» Exercise
For the records below, give the count of lines holding the word "content" and nothing more.

» Data section
==============================

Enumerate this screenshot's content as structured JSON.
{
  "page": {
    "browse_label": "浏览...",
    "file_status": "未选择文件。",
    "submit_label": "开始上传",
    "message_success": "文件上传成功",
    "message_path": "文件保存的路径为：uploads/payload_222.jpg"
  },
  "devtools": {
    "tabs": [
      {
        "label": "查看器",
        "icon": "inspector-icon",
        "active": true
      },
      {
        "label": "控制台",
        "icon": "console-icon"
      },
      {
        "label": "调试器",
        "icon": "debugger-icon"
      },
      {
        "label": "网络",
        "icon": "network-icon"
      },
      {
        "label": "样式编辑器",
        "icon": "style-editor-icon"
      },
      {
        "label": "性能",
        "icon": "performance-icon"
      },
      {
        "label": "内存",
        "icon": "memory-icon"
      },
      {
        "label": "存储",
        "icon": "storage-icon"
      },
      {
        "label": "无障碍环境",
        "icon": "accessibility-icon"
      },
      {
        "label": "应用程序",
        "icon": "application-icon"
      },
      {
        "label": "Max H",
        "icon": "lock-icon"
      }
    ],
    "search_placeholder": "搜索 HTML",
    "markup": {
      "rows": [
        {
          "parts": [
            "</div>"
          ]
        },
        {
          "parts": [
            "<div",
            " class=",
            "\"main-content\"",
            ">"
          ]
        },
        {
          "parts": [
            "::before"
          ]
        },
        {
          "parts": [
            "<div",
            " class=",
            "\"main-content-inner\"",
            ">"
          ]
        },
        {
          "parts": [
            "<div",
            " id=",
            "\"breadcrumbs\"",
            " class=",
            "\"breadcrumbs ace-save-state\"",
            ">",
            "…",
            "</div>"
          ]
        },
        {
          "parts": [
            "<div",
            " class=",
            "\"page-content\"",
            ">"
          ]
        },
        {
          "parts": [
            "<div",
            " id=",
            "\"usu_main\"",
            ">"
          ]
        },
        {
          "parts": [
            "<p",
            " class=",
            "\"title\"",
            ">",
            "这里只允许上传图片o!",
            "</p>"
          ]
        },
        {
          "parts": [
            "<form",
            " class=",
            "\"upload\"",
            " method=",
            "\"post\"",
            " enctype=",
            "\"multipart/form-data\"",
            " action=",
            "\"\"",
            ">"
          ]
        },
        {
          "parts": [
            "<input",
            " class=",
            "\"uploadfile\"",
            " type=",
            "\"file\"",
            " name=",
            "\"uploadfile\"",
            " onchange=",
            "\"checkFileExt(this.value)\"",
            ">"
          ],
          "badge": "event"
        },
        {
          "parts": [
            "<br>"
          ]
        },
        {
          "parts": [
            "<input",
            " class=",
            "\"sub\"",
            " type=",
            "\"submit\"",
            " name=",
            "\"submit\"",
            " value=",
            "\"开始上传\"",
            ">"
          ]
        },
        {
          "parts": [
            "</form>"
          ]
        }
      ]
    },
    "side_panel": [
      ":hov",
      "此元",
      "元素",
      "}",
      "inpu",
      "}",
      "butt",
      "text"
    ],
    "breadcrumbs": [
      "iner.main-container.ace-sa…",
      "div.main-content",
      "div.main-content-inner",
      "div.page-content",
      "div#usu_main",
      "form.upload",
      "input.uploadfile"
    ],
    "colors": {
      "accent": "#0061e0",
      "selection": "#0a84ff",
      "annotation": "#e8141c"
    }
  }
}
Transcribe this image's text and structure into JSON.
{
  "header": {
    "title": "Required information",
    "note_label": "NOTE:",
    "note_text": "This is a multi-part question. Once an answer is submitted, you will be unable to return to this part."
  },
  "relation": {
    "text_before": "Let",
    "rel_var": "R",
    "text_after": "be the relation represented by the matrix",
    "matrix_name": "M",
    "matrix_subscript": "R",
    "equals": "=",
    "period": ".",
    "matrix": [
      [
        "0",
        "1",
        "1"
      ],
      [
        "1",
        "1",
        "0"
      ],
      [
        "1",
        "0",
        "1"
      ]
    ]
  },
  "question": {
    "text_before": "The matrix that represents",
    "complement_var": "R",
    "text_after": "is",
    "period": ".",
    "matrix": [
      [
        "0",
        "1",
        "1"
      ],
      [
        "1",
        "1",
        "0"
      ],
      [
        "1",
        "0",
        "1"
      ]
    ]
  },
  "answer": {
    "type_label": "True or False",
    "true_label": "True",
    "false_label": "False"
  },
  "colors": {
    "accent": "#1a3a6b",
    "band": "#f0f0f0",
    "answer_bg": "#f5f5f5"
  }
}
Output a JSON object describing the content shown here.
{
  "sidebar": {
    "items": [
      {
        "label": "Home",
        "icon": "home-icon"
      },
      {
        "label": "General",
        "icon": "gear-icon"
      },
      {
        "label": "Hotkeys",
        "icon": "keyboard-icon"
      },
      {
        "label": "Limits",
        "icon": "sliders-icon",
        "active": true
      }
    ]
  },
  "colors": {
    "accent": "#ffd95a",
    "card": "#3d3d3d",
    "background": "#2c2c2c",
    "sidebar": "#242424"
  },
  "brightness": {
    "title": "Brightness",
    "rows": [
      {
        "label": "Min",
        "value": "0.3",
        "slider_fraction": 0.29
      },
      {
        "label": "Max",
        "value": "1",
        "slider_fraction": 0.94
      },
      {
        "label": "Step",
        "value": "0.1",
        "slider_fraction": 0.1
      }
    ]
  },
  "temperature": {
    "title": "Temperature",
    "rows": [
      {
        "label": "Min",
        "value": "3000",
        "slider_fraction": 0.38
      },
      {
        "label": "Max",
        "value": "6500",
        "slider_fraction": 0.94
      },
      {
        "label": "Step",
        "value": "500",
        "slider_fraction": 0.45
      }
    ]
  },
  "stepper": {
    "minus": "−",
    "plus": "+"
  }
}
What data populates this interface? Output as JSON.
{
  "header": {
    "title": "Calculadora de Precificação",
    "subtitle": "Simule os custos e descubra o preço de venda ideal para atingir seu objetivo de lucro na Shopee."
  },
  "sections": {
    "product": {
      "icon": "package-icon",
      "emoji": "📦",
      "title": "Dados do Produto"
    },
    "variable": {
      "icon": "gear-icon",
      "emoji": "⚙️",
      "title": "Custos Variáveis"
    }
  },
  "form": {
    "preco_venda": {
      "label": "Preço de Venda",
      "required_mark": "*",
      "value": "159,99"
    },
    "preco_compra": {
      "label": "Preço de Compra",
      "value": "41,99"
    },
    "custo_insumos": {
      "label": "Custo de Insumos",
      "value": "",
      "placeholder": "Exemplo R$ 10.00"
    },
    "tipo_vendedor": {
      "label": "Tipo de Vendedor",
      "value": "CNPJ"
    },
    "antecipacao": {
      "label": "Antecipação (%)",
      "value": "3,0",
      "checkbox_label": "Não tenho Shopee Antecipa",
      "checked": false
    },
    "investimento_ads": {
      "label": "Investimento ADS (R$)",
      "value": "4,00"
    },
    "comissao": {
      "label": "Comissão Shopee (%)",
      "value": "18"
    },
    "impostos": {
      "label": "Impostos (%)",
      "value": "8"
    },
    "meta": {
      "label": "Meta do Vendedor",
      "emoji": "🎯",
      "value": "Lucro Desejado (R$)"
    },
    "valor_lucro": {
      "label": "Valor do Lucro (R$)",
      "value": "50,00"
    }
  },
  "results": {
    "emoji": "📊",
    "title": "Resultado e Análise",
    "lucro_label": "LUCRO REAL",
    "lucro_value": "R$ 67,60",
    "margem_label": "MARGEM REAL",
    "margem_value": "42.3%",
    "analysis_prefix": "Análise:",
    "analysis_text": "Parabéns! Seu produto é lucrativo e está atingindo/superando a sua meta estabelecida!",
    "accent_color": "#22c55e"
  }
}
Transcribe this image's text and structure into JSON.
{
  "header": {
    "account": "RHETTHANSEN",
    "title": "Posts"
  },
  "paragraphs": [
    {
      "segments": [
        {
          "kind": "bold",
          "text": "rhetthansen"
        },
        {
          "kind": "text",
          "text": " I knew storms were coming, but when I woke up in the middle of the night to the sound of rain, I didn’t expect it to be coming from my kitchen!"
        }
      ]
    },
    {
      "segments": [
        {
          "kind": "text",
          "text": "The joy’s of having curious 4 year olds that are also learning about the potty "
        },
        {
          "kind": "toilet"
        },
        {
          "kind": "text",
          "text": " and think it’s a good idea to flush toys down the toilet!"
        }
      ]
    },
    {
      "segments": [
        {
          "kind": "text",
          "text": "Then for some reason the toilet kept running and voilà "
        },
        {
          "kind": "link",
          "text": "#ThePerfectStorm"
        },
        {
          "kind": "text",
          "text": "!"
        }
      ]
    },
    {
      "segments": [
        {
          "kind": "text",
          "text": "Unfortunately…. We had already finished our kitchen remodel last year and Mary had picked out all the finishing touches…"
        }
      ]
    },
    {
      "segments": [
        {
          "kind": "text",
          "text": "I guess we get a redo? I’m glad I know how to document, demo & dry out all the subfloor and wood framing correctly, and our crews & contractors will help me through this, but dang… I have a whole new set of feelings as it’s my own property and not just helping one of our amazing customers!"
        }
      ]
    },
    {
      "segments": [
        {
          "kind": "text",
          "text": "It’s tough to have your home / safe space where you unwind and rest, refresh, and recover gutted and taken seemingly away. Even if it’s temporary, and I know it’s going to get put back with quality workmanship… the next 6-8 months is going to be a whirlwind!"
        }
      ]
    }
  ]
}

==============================

» Output of the exercise
8